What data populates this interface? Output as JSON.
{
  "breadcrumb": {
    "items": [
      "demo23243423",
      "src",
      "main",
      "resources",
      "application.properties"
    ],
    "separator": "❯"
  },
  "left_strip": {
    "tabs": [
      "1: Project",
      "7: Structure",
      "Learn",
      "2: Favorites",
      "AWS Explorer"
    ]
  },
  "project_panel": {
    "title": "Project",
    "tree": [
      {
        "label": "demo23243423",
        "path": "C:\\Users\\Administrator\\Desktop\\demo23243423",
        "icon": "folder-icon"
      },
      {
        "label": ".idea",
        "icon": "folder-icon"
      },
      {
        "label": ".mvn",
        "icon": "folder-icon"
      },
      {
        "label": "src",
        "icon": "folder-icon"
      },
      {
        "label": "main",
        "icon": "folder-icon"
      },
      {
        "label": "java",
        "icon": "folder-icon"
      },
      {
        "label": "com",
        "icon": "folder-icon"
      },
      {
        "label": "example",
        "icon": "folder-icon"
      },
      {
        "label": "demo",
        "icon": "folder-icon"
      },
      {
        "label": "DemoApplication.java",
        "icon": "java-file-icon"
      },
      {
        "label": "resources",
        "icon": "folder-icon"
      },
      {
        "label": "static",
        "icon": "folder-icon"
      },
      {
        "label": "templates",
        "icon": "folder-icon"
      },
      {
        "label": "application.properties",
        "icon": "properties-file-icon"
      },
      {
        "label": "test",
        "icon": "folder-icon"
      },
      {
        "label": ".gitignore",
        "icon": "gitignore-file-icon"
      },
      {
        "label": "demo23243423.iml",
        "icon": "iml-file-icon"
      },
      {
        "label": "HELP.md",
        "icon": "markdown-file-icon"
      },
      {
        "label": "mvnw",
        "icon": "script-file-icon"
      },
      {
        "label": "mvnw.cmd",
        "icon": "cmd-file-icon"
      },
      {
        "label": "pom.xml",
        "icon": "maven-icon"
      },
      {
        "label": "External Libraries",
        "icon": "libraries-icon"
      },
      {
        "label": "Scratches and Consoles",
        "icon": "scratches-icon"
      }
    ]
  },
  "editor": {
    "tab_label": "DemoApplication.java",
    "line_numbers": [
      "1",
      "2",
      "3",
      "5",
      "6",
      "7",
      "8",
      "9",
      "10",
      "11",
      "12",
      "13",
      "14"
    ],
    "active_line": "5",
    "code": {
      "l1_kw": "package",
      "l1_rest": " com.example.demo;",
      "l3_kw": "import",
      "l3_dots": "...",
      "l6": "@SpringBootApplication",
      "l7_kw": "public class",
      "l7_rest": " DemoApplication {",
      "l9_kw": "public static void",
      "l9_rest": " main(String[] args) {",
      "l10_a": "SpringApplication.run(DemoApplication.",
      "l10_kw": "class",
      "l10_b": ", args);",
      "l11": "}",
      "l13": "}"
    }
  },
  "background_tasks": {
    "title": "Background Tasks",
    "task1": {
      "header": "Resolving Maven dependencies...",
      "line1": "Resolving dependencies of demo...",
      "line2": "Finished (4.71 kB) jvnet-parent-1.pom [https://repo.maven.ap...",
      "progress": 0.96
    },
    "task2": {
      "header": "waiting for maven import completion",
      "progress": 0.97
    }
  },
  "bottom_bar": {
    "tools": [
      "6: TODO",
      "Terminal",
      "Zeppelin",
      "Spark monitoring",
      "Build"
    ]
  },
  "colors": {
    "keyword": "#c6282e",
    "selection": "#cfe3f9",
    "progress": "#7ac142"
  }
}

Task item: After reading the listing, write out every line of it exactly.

Expected answer:
What data populates this interface? Output as JSON.
{
  "breadcrumb": {
    "items": [
      "demo23243423",
      "src",
      "main",
      "resources",
      "application.properties"
    ],
    "separator": "❯"
  },
  "left_strip": {
    "tabs": [
      "1: Project",
      "7: Structure",
      "Learn",
      "2: Favorites",
      "AWS Explorer"
    ]
  },
  "project_panel": {
    "title": "Project",
    "tree": [
      {
        "label": "demo23243423",
        "path": "C:\\Users\\Administrator\\Desktop\\demo23243423",
        "icon": "folder-icon"
      },
      {
        "label": ".idea",
        "icon": "folder-icon"
      },
      {
        "label": ".mvn",
        "icon": "folder-icon"
      },
      {
        "label": "src",
        "icon": "folder-icon"
      },
      {
        "label": "main",
        "icon": "folder-icon"
      },
      {
        "label": "java",
        "icon": "folder-icon"
      },
      {
        "label": "com",
        "icon": "folder-icon"
      },
      {
        "label": "example",
        "icon": "folder-icon"
      },
      {
        "label": "demo",
        "icon": "folder-icon"
      },
      {
        "label": "DemoApplication.java",
        "icon": "java-file-icon"
      },
      {
        "label": "resources",
        "icon": "folder-icon"
      },
      {
        "label": "static",
        "icon": "folder-icon"
      },
      {
        "label": "templates",
        "icon": "folder-icon"
      },
      {
        "label": "application.properties",
        "icon": "properties-file-icon"
      },
      {
        "label": "test",
        "icon": "folder-icon"
      },
      {
        "label": ".gitignore",
        "icon": "gitignore-file-icon"
      },
      {
        "label": "demo23243423.iml",
        "icon": "iml-file-icon"
      },
      {
        "label": "HELP.md",
        "icon": "markdown-file-icon"
      },
      {
        "label": "mvnw",
        "icon": "script-file-icon"
      },
      {
        "label": "mvnw.cmd",
        "icon": "cmd-file-icon"
      },
      {
        "label": "pom.xml",
        "icon": "maven-icon"
      },
      {
        "label": "External Libraries",
        "icon": "libraries-icon"
      },
      {
        "label": "Scratches and Consoles",
        "icon": "scratches-icon"
      }
    ]
  },
  "editor": {
    "tab_label": "DemoApplication.java",
    "line_numbers": [
      "1",
      "2",
      "3",
      "5",
      "6",
      "7",
      "8",
      "9",
      "10",
      "11",
      "12",
      "13",
      "14"
    ],
    "active_line": "5",
    "code": {
      "l1_kw": "package",
      "l1_rest": " com.example.demo;",
      "l3_kw": "import",
      "l3_dots": "...",
      "l6": "@SpringBootApplication",
      "l7_kw": "public class",
      "l7_rest": " DemoApplication {",
      "l9_kw": "public static void",
      "l9_rest": " main(String[] args) {",
      "l10_a": "SpringApplication.run(DemoApplication.",
      "l10_kw": "class",
      "l10_b": ", args);",
      "l11": "}",
      "l13": "}"
    }
  },
  "background_tasks": {
    "title": "Background Tasks",
    "task1": {
      "header": "Resolving Maven dependencies...",
      "line1": "Resolving dependencies of demo...",
      "line2": "Finished (4.71 kB) jvnet-parent-1.pom [https://repo.maven.ap...",
      "progress": 0.96
    },
    "task2": {
      "header": "waiting for maven import completion",
      "progress": 0.97
    }
  },
  "bottom_bar": {
    "tools": [
      "6: TODO",
      "Terminal",
      "Zeppelin",
      "Spark monitoring",
      "Build"
    ]
  },
  "colors": {
    "keyword": "#c6282e",
    "selection": "#cfe3f9",
    "progress": "#7ac142"
  }
}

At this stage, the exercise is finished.